→ **Data supplied**:
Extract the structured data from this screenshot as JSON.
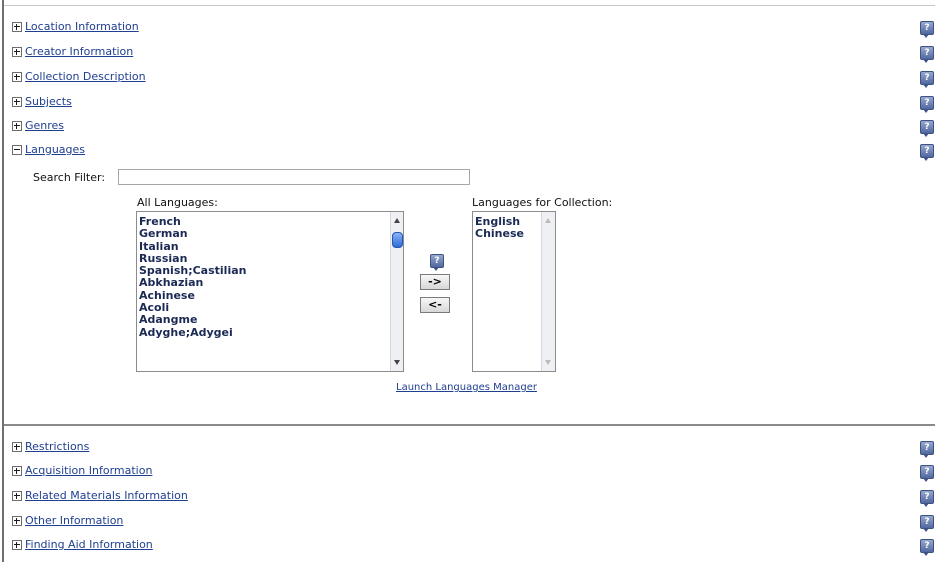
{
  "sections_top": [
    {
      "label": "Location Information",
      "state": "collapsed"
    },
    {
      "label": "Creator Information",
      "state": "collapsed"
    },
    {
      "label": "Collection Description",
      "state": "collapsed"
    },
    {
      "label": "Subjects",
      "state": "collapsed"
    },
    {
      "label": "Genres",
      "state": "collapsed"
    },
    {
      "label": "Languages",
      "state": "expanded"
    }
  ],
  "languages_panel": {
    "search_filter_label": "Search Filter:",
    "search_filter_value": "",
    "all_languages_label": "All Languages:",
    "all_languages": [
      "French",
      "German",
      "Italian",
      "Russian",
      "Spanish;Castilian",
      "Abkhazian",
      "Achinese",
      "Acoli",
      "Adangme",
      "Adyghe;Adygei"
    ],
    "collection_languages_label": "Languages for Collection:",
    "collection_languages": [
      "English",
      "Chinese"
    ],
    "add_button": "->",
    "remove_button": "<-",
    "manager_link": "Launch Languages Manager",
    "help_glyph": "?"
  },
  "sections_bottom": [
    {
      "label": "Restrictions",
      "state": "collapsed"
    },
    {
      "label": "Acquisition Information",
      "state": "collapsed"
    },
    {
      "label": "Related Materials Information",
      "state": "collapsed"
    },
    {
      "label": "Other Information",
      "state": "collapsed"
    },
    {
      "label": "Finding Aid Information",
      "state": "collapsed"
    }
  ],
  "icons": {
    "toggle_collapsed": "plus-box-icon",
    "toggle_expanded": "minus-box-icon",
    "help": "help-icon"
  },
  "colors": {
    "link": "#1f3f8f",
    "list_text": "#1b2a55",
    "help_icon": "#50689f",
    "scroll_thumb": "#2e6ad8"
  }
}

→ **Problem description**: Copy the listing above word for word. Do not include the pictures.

→ **Written response**:
Extract the structured data from this screenshot as JSON.
{
  "sections_top": [
    {
      "label": "Location Information",
      "state": "collapsed"
    },
    {
      "label": "Creator Information",
      "state": "collapsed"
    },
    {
      "label": "Collection Description",
      "state": "collapsed"
    },
    {
      "label": "Subjects",
      "state": "collapsed"
    },
    {
      "label": "Genres",
      "state": "collapsed"
    },
    {
      "label": "Languages",
      "state": "expanded"
    }
  ],
  "languages_panel": {
    "search_filter_label": "Search Filter:",
    "search_filter_value": "",
    "all_languages_label": "All Languages:",
    "all_languages": [
      "French",
      "German",
      "Italian",
      "Russian",
      "Spanish;Castilian",
      "Abkhazian",
      "Achinese",
      "Acoli",
      "Adangme",
      "Adyghe;Adygei"
    ],
    "collection_languages_label": "Languages for Collection:",
    "collection_languages": [
      "English",
      "Chinese"
    ],
    "add_button": "->",
    "remove_button": "<-",
    "manager_link": "Launch Languages Manager",
    "help_glyph": "?"
  },
  "sections_bottom": [
    {
      "label": "Restrictions",
      "state": "collapsed"
    },
    {
      "label": "Acquisition Information",
      "state": "collapsed"
    },
    {
      "label": "Related Materials Information",
      "state": "collapsed"
    },
    {
      "label": "Other Information",
      "state": "collapsed"
    },
    {
      "label": "Finding Aid Information",
      "state": "collapsed"
    }
  ],
  "icons": {
    "toggle_collapsed": "plus-box-icon",
    "toggle_expanded": "minus-box-icon",
    "help": "help-icon"
  },
  "colors": {
    "link": "#1f3f8f",
    "list_text": "#1b2a55",
    "help_icon": "#50689f",
    "scroll_thumb": "#2e6ad8"
  }
}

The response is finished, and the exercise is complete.